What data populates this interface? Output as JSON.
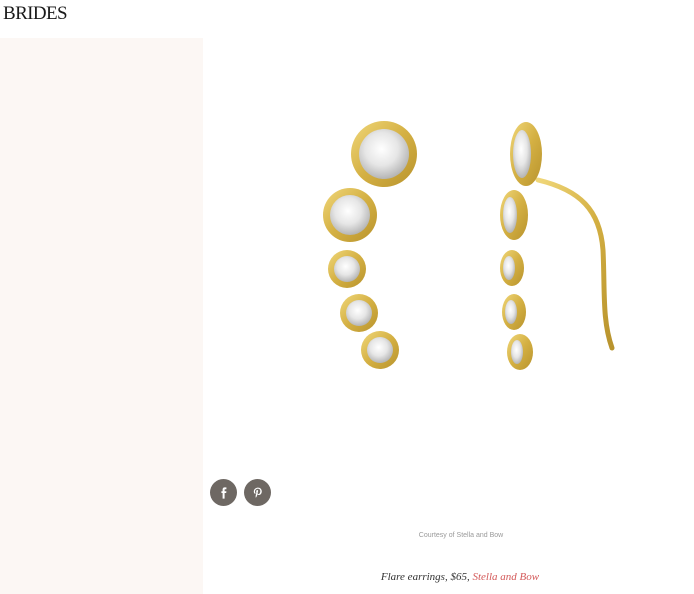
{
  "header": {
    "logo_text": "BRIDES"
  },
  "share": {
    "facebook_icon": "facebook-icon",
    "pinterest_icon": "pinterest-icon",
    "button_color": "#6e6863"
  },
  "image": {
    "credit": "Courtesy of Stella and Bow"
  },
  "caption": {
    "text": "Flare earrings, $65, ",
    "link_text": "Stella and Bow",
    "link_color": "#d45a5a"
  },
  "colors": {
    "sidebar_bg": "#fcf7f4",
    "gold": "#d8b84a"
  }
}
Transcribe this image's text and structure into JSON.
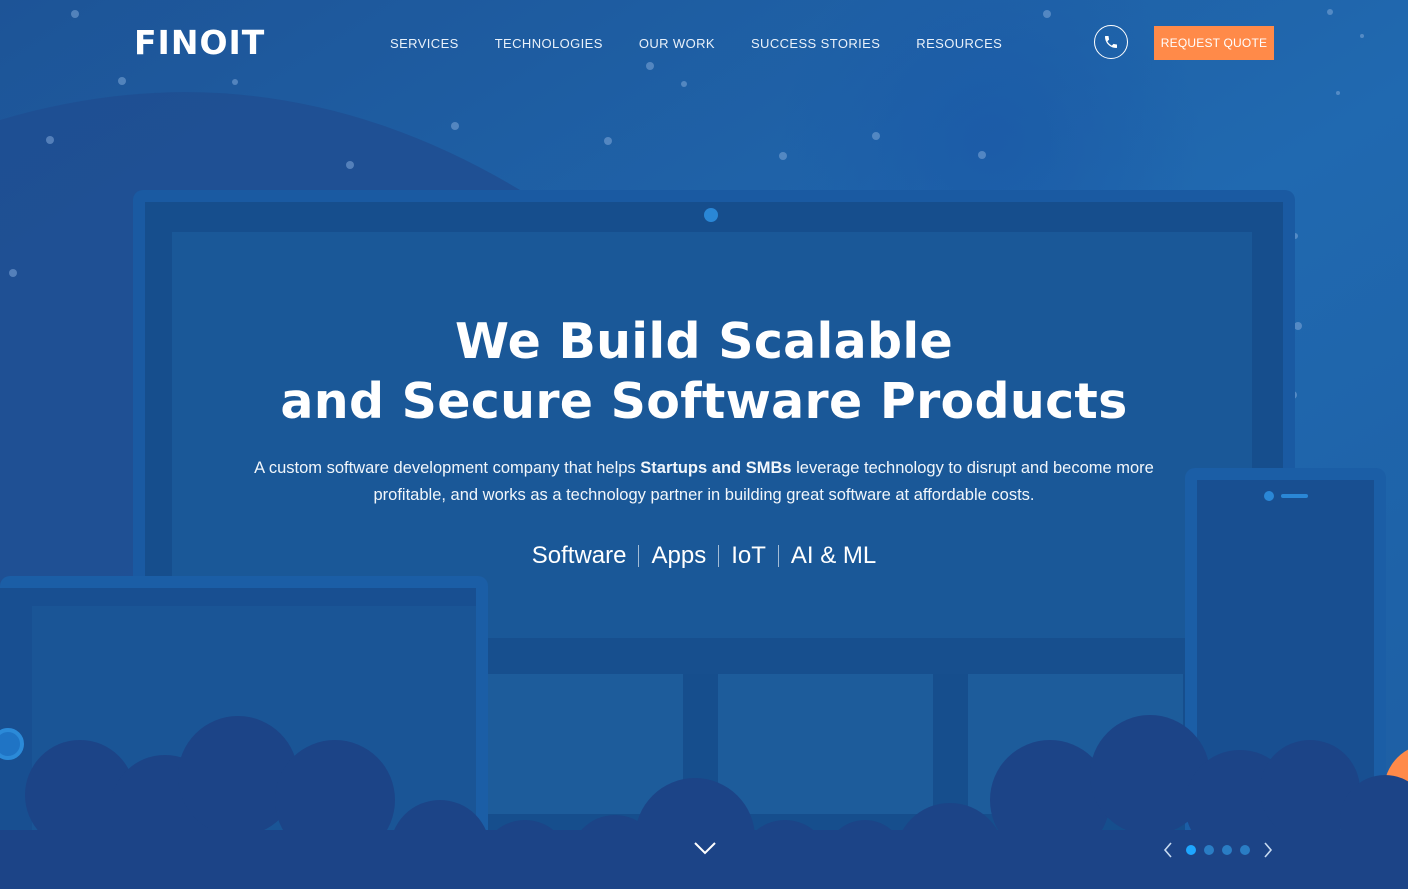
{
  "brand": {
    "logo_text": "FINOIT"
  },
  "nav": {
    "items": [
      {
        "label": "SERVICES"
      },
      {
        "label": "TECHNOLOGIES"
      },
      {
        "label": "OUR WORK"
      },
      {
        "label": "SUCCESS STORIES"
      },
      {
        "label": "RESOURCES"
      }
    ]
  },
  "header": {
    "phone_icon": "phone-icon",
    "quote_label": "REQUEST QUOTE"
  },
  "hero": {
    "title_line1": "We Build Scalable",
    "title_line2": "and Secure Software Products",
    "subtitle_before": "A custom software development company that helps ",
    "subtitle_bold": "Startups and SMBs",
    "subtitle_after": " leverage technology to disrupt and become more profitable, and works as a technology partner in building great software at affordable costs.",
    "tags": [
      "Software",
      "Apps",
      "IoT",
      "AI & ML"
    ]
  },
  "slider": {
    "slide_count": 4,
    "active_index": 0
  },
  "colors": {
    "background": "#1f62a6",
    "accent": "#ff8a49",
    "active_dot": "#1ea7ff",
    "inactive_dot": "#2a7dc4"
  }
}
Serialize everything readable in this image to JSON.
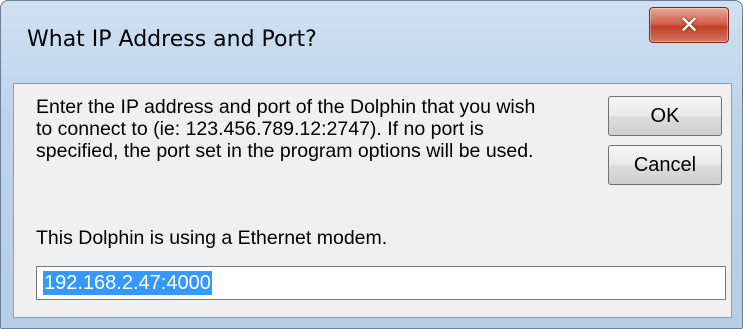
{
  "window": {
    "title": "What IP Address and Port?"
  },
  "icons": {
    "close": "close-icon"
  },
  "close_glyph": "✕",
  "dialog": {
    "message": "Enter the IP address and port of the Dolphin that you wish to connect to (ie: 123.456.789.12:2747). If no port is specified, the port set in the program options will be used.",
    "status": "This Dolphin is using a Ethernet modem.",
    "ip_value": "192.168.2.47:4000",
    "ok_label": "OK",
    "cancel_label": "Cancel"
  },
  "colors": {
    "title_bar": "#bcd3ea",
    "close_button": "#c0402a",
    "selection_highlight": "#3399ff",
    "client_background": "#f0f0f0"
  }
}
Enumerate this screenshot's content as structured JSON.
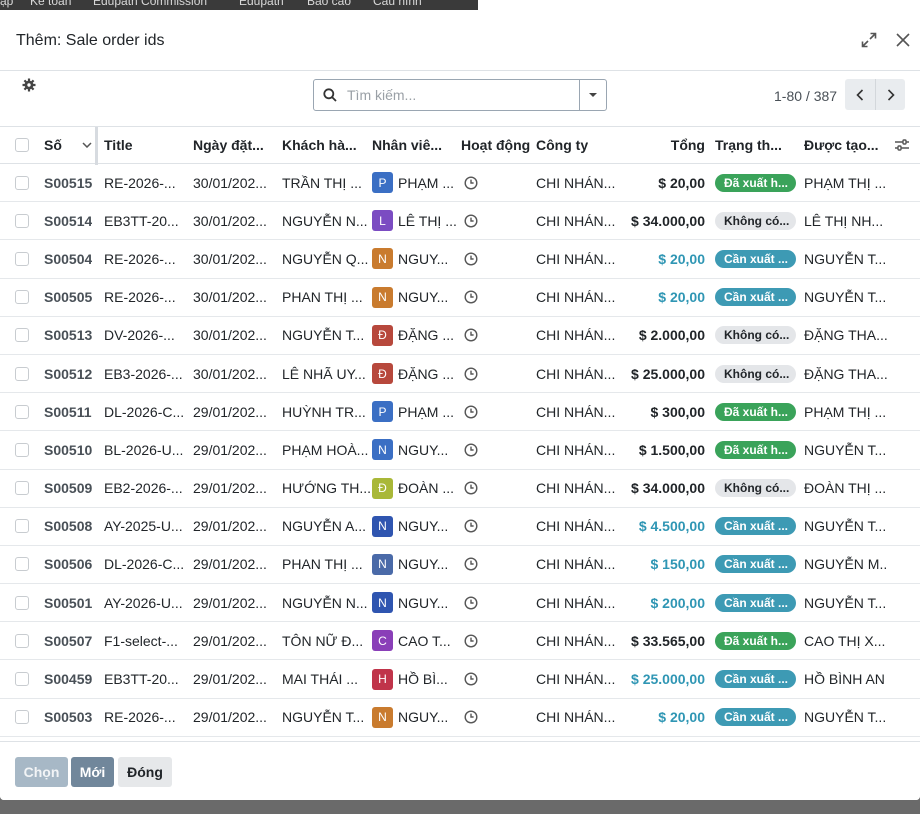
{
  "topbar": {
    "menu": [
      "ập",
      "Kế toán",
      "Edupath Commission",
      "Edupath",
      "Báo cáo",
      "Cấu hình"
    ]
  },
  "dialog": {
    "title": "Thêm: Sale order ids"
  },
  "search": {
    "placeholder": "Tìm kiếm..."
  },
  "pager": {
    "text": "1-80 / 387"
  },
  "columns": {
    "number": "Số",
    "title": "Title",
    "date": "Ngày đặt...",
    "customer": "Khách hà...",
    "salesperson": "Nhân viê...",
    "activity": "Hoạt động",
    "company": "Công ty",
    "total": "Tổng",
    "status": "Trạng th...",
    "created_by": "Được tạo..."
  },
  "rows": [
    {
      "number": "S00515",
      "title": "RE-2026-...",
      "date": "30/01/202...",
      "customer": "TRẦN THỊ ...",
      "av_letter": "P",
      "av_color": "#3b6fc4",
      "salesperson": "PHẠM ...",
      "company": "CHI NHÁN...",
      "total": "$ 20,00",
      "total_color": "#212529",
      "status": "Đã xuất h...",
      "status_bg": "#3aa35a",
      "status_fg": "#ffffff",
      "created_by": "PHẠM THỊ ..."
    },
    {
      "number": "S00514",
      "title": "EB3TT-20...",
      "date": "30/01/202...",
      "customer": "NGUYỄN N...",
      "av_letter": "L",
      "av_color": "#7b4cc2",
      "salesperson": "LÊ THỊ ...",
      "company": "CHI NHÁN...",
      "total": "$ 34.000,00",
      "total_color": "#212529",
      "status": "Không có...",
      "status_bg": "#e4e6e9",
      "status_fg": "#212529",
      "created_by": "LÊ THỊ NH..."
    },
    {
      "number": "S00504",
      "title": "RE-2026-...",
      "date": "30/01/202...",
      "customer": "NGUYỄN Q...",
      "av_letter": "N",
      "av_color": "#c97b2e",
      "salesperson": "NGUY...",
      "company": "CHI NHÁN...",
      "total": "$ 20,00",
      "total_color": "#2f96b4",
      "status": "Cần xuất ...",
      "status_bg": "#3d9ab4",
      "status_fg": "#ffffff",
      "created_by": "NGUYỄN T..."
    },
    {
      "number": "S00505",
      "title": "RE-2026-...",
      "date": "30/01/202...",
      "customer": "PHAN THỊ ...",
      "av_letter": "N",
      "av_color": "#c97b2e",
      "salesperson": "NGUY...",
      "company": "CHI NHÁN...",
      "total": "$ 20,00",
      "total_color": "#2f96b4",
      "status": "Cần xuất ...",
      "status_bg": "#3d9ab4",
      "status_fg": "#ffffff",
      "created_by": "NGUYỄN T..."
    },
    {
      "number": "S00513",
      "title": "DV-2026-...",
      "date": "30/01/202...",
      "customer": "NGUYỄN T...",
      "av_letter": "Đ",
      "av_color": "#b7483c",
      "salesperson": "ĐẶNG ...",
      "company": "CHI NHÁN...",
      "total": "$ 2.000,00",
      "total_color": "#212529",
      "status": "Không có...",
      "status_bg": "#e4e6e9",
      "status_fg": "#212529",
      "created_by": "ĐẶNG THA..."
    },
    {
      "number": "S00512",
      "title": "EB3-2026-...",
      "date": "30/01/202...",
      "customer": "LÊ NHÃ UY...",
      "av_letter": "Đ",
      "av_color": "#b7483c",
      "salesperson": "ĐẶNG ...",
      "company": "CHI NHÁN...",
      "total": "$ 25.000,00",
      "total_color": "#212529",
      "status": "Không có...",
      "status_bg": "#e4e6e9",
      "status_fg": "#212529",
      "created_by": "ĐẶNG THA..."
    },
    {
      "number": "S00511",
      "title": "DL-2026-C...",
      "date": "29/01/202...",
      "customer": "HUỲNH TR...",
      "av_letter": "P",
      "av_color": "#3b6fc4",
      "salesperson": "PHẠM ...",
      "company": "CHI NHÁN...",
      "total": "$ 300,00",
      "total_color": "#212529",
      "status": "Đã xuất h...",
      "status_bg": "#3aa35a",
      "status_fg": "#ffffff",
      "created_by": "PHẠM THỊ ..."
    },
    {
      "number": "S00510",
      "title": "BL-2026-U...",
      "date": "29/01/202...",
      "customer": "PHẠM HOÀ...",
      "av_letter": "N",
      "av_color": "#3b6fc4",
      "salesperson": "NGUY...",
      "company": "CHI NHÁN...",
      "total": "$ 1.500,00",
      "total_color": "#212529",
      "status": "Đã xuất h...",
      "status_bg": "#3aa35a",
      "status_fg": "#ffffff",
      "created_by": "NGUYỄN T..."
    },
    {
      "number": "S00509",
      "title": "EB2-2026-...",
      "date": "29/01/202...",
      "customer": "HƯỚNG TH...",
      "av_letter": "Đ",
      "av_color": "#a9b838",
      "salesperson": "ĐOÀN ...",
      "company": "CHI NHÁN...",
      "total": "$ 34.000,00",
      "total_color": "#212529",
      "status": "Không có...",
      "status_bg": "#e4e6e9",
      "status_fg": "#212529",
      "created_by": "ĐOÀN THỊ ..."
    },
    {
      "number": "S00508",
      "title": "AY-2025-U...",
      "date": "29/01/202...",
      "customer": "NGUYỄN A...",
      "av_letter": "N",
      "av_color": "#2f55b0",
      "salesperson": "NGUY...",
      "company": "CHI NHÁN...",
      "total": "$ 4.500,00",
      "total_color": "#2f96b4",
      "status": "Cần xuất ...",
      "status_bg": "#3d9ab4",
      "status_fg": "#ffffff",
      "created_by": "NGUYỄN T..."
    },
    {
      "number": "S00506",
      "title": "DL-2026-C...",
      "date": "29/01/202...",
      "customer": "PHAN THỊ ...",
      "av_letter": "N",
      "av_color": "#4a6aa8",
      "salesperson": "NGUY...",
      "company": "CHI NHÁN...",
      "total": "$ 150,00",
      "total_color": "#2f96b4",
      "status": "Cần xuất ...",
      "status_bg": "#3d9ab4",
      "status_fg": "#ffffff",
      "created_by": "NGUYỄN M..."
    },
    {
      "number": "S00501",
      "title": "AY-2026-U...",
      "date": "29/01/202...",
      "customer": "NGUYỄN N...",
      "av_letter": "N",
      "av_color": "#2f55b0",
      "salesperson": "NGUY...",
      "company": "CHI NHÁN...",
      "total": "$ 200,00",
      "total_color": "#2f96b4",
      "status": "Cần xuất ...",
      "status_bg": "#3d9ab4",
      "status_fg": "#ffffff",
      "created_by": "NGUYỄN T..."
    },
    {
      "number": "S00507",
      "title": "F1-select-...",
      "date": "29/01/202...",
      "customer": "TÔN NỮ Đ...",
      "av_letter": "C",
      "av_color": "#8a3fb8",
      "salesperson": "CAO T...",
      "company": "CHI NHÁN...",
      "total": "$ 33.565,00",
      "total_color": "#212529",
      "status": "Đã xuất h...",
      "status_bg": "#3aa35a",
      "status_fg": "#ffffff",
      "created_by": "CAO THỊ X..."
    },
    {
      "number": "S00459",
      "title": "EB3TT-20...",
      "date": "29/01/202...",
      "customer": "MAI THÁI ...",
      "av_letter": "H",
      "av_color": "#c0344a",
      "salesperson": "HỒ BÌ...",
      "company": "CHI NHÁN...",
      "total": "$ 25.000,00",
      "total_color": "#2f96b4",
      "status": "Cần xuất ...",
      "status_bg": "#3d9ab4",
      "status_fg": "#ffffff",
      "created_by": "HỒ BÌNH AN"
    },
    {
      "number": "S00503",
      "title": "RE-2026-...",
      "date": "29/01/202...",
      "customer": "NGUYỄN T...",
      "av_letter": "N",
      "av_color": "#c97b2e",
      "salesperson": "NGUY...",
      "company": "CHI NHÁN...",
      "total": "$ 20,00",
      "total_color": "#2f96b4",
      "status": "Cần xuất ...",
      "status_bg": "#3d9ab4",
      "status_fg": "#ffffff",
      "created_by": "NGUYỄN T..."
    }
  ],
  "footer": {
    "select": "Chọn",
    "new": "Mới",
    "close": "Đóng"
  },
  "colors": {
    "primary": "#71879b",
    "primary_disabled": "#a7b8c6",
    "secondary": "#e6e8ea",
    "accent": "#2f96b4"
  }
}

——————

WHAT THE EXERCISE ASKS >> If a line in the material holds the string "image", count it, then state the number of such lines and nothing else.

SOLUTION TO THIS PROBLEM >> 3